Tucked away in a storage unit behind William Macdonald school is an airtight stove.
Once a mainstay of bush camping, the stoves are a compact, lightweight and efficient way to heat a tent. They've also been increasingly scarce.
In a Facebook post Monday, Yellowknife's William McDonald middle school announced it was selling multiple airtight stoves to clear a backlog of supplies from its outdoor ed program.
According to the school, they're flying like hotcakes.
The popular stove was discontinued during the COVID-19 pandemic, making it difficult to access one locally.
Walt Humphries, a long-time N.W.T. resident and former prospector who's still using them at his cabin, fondly remembers their role in the early prospecting days.
"I love my airtights," he said.
"What was good about the airtight is I could go camp in a place for a week, pack up and move to another place — and it wasn't a big heavy thing to move around."
Somewhere along the way, the stoves picked up the nickname "hippie-killer" — though they're a cheap alternative to more well-made stoves, they get notoriously hot and have been known to incinerate the dwellings of inexperienced or inattentive users.
Walt Humphries, seen here in June 2023, says he loves airtight stoves for their portability. (Robert Holden/CBC)
Humphries recalls an acquaintance who burned down his garage after improperly managing the stove. To make matters worse, the man was repairing a boat covered in fresh varathane, a highly flammable material.
"The boat and the garage were burned to a crisp," he said.
Worth the risk
Despite their potential danger, Ken Weaver, co-owner of Weaver and Devore, says they remained popular over the years.
"They were very popular throughout the North," he said. "They had a big following."
Weaver says the Winnipeg-based supplier, Great West Metal Ltd. faced financial hardship during the pandemic.
"They were in the process of expanding, then COVID hit and they went into receivership," he said.
Long-time bush supply store Weaver and Devore says the Winnipeg-based supplier that sold airtight stoves is facing financial issues. (Robert Holden / CBC)
Weaver says the store received multiple calls a day about the stoves in their heyday. Now, he says, the calls have died down.
"Everyone just knows they're not available, and they've given up, they're not calling anymore," he said.
What's in a name?

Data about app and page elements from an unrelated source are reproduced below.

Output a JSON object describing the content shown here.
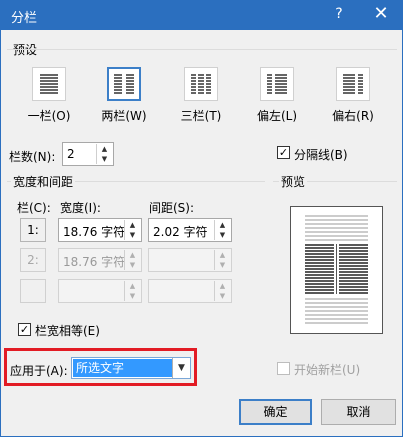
{
  "dialog": {
    "title": "分栏",
    "help_icon": "?",
    "close_icon": "✕"
  },
  "presets": {
    "group_label": "预设",
    "items": [
      {
        "label": "一栏(O)",
        "selected": false
      },
      {
        "label": "两栏(W)",
        "selected": true
      },
      {
        "label": "三栏(T)",
        "selected": false
      },
      {
        "label": "偏左(L)",
        "selected": false
      },
      {
        "label": "偏右(R)",
        "selected": false
      }
    ]
  },
  "num_cols": {
    "label": "栏数(N):",
    "value": "2"
  },
  "line_between": {
    "label": "分隔线(B)",
    "checked": true
  },
  "width_spacing": {
    "group_label": "宽度和间距",
    "col_header": "栏(C):",
    "width_header": "宽度(I):",
    "spacing_header": "间距(S):",
    "rows": [
      {
        "col": "1:",
        "width": "18.76 字符",
        "spacing": "2.02 字符",
        "enabled": true
      },
      {
        "col": "2:",
        "width": "18.76 字符",
        "spacing": "",
        "enabled": false
      },
      {
        "col": "",
        "width": "",
        "spacing": "",
        "enabled": false
      }
    ]
  },
  "equal_width": {
    "label": "栏宽相等(E)",
    "checked": true
  },
  "preview": {
    "label": "预览"
  },
  "apply_to": {
    "label": "应用于(A):",
    "value": "所选文字"
  },
  "start_new_col": {
    "label": "开始新栏(U)",
    "checked": false
  },
  "buttons": {
    "ok": "确定",
    "cancel": "取消"
  },
  "colors": {
    "accent": "#2b6fbf",
    "highlight": "#e21b24",
    "selection": "#3399ff"
  }
}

Humphries and Weaver both say they've never heard the term "hippie killer" in relation to the airtight stove.
Humphries finds both names puzzling.
"If the stove was completely airtight, it wouldn't work," he said.
The stove has also been referred to as a "bush stove."
Weaver says different versions of the stove can be sourced online, but they're getting harder to find.
Weaver says some customers looking for a compact, lightweight stove have moved to independent suppliers, though many can't be used in industrial settings for insurance reasons.
Humphries says second-hand units might be the only way some Northerners can now own a piece of history.
"Here's hoping for another rummage sale," he said.